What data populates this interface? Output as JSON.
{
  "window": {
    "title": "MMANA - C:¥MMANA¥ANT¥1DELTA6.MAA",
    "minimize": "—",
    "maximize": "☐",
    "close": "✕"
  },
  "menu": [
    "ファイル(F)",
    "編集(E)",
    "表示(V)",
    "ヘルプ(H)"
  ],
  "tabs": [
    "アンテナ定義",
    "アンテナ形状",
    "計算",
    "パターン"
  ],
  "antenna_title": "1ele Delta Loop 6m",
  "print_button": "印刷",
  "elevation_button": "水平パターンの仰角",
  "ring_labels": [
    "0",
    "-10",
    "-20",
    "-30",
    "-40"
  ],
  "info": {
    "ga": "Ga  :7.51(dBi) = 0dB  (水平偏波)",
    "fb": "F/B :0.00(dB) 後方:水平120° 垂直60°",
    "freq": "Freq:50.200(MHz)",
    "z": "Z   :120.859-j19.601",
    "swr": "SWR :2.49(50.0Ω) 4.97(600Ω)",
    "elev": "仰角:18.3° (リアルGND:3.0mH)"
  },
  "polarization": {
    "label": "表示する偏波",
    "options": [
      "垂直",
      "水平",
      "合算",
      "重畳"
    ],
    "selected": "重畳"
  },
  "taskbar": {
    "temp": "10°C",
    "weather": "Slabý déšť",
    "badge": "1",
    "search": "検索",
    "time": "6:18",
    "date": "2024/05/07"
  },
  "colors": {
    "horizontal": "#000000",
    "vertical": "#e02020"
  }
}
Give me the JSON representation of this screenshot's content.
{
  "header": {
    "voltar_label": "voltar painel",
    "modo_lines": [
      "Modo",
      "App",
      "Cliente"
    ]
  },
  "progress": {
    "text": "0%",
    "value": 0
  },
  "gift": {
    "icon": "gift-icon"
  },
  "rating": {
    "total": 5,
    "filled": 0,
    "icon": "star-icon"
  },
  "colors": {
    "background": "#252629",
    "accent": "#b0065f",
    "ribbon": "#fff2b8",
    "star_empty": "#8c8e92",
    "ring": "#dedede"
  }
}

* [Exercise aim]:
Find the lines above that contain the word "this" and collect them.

* [Expected answer]:
What data populates this interface? Output as JSON.
Give me the JSON representation of this screenshot's content.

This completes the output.